» **WHAT IS BEING ASKED**: Please reproduce every record exactly as written, leaving out the pictures.

[Dataset excerpts]
* * *

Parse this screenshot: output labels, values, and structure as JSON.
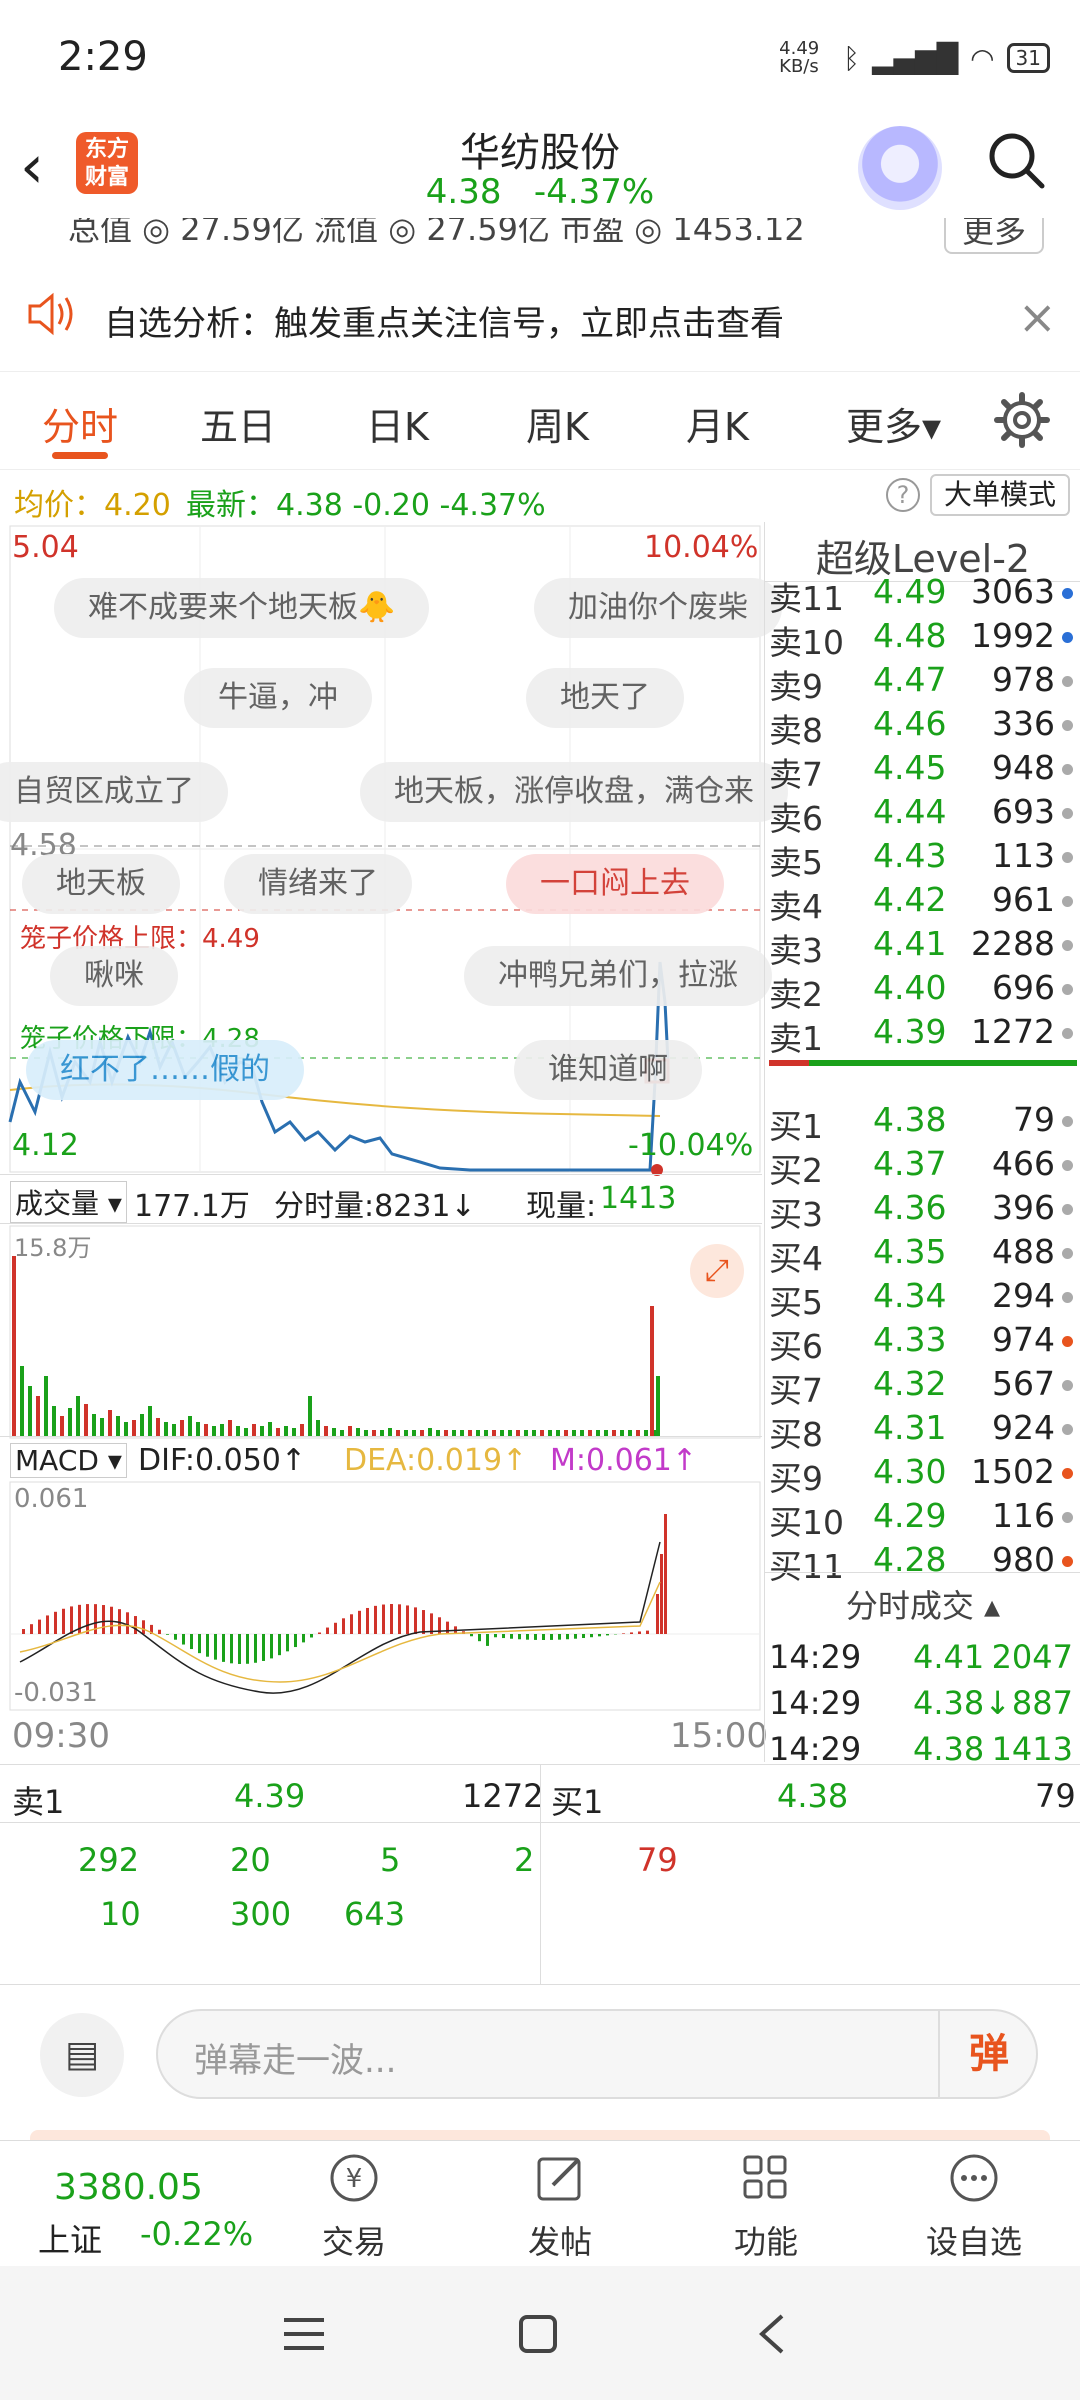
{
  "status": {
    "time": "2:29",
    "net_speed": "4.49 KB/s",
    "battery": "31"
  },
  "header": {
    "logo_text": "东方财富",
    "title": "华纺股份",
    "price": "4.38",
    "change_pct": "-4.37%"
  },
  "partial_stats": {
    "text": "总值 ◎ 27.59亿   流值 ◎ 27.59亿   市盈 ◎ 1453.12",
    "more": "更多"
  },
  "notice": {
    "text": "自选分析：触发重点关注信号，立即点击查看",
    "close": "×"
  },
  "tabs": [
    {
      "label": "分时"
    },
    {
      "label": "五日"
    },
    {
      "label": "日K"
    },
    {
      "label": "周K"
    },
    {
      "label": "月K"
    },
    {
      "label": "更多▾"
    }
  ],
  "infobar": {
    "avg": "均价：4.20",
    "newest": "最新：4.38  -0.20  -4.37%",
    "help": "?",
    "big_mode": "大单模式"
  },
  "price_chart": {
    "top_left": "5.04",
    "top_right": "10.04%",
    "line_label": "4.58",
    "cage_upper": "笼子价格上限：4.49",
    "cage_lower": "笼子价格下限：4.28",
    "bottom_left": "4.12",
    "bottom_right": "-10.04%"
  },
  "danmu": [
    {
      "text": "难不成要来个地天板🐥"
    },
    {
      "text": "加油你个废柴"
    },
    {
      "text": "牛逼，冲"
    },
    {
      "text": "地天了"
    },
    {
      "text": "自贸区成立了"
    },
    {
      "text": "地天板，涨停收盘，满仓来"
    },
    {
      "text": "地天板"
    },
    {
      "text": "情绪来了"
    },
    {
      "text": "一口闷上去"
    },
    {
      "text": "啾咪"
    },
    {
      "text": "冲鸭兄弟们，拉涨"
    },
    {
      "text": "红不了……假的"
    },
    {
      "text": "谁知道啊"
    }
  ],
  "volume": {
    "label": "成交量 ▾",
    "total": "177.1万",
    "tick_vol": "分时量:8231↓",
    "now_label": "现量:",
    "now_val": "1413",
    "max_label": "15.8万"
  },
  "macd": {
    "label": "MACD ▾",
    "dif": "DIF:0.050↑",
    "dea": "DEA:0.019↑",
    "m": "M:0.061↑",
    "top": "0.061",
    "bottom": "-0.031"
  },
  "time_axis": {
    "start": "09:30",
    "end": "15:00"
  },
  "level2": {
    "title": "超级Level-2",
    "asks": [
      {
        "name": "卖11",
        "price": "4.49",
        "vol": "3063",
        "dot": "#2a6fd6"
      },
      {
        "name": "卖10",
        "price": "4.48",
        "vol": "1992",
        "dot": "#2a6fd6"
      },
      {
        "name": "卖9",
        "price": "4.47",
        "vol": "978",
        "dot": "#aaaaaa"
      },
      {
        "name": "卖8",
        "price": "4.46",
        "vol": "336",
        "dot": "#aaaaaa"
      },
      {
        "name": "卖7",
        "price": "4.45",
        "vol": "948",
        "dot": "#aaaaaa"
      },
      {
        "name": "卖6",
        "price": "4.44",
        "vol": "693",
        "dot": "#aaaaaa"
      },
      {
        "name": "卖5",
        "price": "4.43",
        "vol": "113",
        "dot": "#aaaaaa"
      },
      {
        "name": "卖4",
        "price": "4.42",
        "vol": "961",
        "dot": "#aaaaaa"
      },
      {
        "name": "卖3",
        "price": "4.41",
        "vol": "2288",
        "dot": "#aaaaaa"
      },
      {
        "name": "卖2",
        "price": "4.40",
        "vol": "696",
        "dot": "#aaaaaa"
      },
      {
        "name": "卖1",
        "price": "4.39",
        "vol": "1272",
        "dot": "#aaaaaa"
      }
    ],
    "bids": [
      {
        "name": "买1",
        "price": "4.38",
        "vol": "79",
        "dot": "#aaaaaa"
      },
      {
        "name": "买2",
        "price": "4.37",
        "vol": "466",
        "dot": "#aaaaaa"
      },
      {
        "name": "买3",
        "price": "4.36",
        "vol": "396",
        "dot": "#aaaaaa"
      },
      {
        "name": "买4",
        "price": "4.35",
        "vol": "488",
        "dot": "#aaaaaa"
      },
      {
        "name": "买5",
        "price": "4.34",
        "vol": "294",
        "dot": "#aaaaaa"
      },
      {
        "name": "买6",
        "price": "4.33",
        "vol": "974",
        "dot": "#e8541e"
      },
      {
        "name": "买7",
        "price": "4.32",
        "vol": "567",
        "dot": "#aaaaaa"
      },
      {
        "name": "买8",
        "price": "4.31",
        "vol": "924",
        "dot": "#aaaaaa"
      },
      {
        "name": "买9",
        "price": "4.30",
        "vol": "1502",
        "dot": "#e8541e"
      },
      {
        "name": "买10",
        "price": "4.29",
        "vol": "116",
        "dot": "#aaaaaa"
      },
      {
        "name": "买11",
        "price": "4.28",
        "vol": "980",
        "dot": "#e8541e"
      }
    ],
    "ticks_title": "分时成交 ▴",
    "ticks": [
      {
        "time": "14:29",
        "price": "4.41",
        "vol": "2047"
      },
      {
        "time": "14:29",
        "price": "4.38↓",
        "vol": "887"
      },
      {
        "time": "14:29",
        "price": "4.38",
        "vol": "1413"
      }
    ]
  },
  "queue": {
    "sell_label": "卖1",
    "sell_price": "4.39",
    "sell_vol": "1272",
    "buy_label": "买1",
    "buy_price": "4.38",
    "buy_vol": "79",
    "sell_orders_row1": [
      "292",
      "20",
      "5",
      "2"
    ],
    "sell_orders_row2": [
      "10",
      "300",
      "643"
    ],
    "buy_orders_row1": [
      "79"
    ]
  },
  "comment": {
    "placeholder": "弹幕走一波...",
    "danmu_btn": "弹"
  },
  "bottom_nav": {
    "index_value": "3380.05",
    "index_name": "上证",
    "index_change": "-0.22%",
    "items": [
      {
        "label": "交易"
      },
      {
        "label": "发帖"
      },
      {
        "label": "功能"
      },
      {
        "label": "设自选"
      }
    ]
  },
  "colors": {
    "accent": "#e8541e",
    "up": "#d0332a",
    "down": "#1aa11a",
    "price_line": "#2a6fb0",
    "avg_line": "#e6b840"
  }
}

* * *

» **TASK RESPONSE**:
Parse this screenshot: output labels, values, and structure as JSON.
{
  "status": {
    "time": "2:29",
    "net_speed": "4.49 KB/s",
    "battery": "31"
  },
  "header": {
    "logo_text": "东方财富",
    "title": "华纺股份",
    "price": "4.38",
    "change_pct": "-4.37%"
  },
  "partial_stats": {
    "text": "总值 ◎ 27.59亿   流值 ◎ 27.59亿   市盈 ◎ 1453.12",
    "more": "更多"
  },
  "notice": {
    "text": "自选分析：触发重点关注信号，立即点击查看",
    "close": "×"
  },
  "tabs": [
    {
      "label": "分时"
    },
    {
      "label": "五日"
    },
    {
      "label": "日K"
    },
    {
      "label": "周K"
    },
    {
      "label": "月K"
    },
    {
      "label": "更多▾"
    }
  ],
  "infobar": {
    "avg": "均价：4.20",
    "newest": "最新：4.38  -0.20  -4.37%",
    "help": "?",
    "big_mode": "大单模式"
  },
  "price_chart": {
    "top_left": "5.04",
    "top_right": "10.04%",
    "line_label": "4.58",
    "cage_upper": "笼子价格上限：4.49",
    "cage_lower": "笼子价格下限：4.28",
    "bottom_left": "4.12",
    "bottom_right": "-10.04%"
  },
  "danmu": [
    {
      "text": "难不成要来个地天板🐥"
    },
    {
      "text": "加油你个废柴"
    },
    {
      "text": "牛逼，冲"
    },
    {
      "text": "地天了"
    },
    {
      "text": "自贸区成立了"
    },
    {
      "text": "地天板，涨停收盘，满仓来"
    },
    {
      "text": "地天板"
    },
    {
      "text": "情绪来了"
    },
    {
      "text": "一口闷上去"
    },
    {
      "text": "啾咪"
    },
    {
      "text": "冲鸭兄弟们，拉涨"
    },
    {
      "text": "红不了……假的"
    },
    {
      "text": "谁知道啊"
    }
  ],
  "volume": {
    "label": "成交量 ▾",
    "total": "177.1万",
    "tick_vol": "分时量:8231↓",
    "now_label": "现量:",
    "now_val": "1413",
    "max_label": "15.8万"
  },
  "macd": {
    "label": "MACD ▾",
    "dif": "DIF:0.050↑",
    "dea": "DEA:0.019↑",
    "m": "M:0.061↑",
    "top": "0.061",
    "bottom": "-0.031"
  },
  "time_axis": {
    "start": "09:30",
    "end": "15:00"
  },
  "level2": {
    "title": "超级Level-2",
    "asks": [
      {
        "name": "卖11",
        "price": "4.49",
        "vol": "3063",
        "dot": "#2a6fd6"
      },
      {
        "name": "卖10",
        "price": "4.48",
        "vol": "1992",
        "dot": "#2a6fd6"
      },
      {
        "name": "卖9",
        "price": "4.47",
        "vol": "978",
        "dot": "#aaaaaa"
      },
      {
        "name": "卖8",
        "price": "4.46",
        "vol": "336",
        "dot": "#aaaaaa"
      },
      {
        "name": "卖7",
        "price": "4.45",
        "vol": "948",
        "dot": "#aaaaaa"
      },
      {
        "name": "卖6",
        "price": "4.44",
        "vol": "693",
        "dot": "#aaaaaa"
      },
      {
        "name": "卖5",
        "price": "4.43",
        "vol": "113",
        "dot": "#aaaaaa"
      },
      {
        "name": "卖4",
        "price": "4.42",
        "vol": "961",
        "dot": "#aaaaaa"
      },
      {
        "name": "卖3",
        "price": "4.41",
        "vol": "2288",
        "dot": "#aaaaaa"
      },
      {
        "name": "卖2",
        "price": "4.40",
        "vol": "696",
        "dot": "#aaaaaa"
      },
      {
        "name": "卖1",
        "price": "4.39",
        "vol": "1272",
        "dot": "#aaaaaa"
      }
    ],
    "bids": [
      {
        "name": "买1",
        "price": "4.38",
        "vol": "79",
        "dot": "#aaaaaa"
      },
      {
        "name": "买2",
        "price": "4.37",
        "vol": "466",
        "dot": "#aaaaaa"
      },
      {
        "name": "买3",
        "price": "4.36",
        "vol": "396",
        "dot": "#aaaaaa"
      },
      {
        "name": "买4",
        "price": "4.35",
        "vol": "488",
        "dot": "#aaaaaa"
      },
      {
        "name": "买5",
        "price": "4.34",
        "vol": "294",
        "dot": "#aaaaaa"
      },
      {
        "name": "买6",
        "price": "4.33",
        "vol": "974",
        "dot": "#e8541e"
      },
      {
        "name": "买7",
        "price": "4.32",
        "vol": "567",
        "dot": "#aaaaaa"
      },
      {
        "name": "买8",
        "price": "4.31",
        "vol": "924",
        "dot": "#aaaaaa"
      },
      {
        "name": "买9",
        "price": "4.30",
        "vol": "1502",
        "dot": "#e8541e"
      },
      {
        "name": "买10",
        "price": "4.29",
        "vol": "116",
        "dot": "#aaaaaa"
      },
      {
        "name": "买11",
        "price": "4.28",
        "vol": "980",
        "dot": "#e8541e"
      }
    ],
    "ticks_title": "分时成交 ▴",
    "ticks": [
      {
        "time": "14:29",
        "price": "4.41",
        "vol": "2047"
      },
      {
        "time": "14:29",
        "price": "4.38↓",
        "vol": "887"
      },
      {
        "time": "14:29",
        "price": "4.38",
        "vol": "1413"
      }
    ]
  },
  "queue": {
    "sell_label": "卖1",
    "sell_price": "4.39",
    "sell_vol": "1272",
    "buy_label": "买1",
    "buy_price": "4.38",
    "buy_vol": "79",
    "sell_orders_row1": [
      "292",
      "20",
      "5",
      "2"
    ],
    "sell_orders_row2": [
      "10",
      "300",
      "643"
    ],
    "buy_orders_row1": [
      "79"
    ]
  },
  "comment": {
    "placeholder": "弹幕走一波...",
    "danmu_btn": "弹"
  },
  "bottom_nav": {
    "index_value": "3380.05",
    "index_name": "上证",
    "index_change": "-0.22%",
    "items": [
      {
        "label": "交易"
      },
      {
        "label": "发帖"
      },
      {
        "label": "功能"
      },
      {
        "label": "设自选"
      }
    ]
  },
  "colors": {
    "accent": "#e8541e",
    "up": "#d0332a",
    "down": "#1aa11a",
    "price_line": "#2a6fb0",
    "avg_line": "#e6b840"
  }
}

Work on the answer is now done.